Presented at the Bridging Worlds 2008 Conference in Singapore, this paper was later published in the journal Program: electronic library and information systems in July 2009: http://dx.doi.org/10.1108/00330330910978581
Purpose – The purpose of this paper is to provide an insight into the use of Web 2.0 and Library 2.0 technologies so that librarians can combine open source software with user-generated content to create a richer discovery experience for their users.
Design/methodology/approach – Following a description of the current state of integrated library systems (ILS) and the developments with Web 2.0 and Library 2.0 technologies, examples are given of library suppliers and libraries which are making use of these technologies.
Findings – Libraries are moving away from the traditional, vendor-sourced library catalogue software in favour of open source software that can be tailored to meet the community's needs by the people who are most familiar with those needs: library staff. Open source products and some vendor products outside the traditional ILS market allow libraries to pool data created by users: tags, reviews, comments. This allows the smallest libraries to harvest richer data than those of their own communities.
Originality/value – The paper provides a “snapshot” of current developments in this fast-moving area.
- open source software,

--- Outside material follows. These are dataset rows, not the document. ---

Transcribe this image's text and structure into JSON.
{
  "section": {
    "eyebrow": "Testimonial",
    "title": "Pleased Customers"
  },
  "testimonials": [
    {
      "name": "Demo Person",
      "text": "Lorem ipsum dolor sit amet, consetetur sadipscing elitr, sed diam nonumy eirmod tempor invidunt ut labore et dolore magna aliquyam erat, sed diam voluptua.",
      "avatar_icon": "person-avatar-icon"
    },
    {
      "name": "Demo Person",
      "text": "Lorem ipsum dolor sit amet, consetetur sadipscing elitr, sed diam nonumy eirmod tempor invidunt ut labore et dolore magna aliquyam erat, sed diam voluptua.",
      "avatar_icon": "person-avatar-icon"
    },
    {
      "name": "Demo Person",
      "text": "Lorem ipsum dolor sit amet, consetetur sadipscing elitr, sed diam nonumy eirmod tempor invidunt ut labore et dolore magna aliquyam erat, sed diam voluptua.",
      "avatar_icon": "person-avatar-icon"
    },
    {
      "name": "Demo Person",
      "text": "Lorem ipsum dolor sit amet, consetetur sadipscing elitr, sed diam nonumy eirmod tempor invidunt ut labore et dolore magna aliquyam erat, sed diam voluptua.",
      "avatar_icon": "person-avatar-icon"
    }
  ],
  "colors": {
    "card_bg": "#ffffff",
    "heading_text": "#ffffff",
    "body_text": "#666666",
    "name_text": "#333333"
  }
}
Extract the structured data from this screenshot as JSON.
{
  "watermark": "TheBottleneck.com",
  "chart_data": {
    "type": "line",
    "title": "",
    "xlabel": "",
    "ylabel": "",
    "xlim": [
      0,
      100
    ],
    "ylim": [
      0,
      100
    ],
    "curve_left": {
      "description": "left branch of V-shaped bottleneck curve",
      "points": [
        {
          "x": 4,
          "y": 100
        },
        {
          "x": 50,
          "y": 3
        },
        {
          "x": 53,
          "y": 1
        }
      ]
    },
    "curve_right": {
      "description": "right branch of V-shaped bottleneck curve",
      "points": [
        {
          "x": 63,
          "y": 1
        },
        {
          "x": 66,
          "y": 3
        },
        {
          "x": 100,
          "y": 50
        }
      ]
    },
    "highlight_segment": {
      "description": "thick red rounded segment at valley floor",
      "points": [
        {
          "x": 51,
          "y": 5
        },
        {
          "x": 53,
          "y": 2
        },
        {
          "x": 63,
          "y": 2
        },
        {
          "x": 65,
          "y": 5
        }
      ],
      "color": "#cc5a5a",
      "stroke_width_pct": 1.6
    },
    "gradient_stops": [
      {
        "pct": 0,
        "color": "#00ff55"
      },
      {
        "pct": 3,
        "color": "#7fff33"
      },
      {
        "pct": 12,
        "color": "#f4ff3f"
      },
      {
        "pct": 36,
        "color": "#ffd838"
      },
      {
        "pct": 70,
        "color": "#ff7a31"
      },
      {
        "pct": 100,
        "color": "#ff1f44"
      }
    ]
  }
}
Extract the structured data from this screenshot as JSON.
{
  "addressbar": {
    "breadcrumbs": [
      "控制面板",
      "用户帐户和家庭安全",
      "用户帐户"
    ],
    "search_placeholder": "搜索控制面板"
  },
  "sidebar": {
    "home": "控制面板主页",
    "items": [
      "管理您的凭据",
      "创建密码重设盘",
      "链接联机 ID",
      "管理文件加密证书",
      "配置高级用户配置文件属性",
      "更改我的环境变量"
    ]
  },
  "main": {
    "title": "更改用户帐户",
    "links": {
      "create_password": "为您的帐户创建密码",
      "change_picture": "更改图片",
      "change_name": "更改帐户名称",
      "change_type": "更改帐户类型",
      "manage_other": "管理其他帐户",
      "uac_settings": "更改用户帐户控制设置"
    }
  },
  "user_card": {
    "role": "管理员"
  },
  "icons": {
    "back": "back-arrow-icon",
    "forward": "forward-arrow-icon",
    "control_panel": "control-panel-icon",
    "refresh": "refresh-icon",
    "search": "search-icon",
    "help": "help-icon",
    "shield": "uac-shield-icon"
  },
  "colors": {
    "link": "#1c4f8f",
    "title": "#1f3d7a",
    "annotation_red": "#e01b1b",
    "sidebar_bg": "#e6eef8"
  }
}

- integrated library system,
- web 2.0,
- library 2.0
Available at: http://works.bepress.com/cinditrainor/1/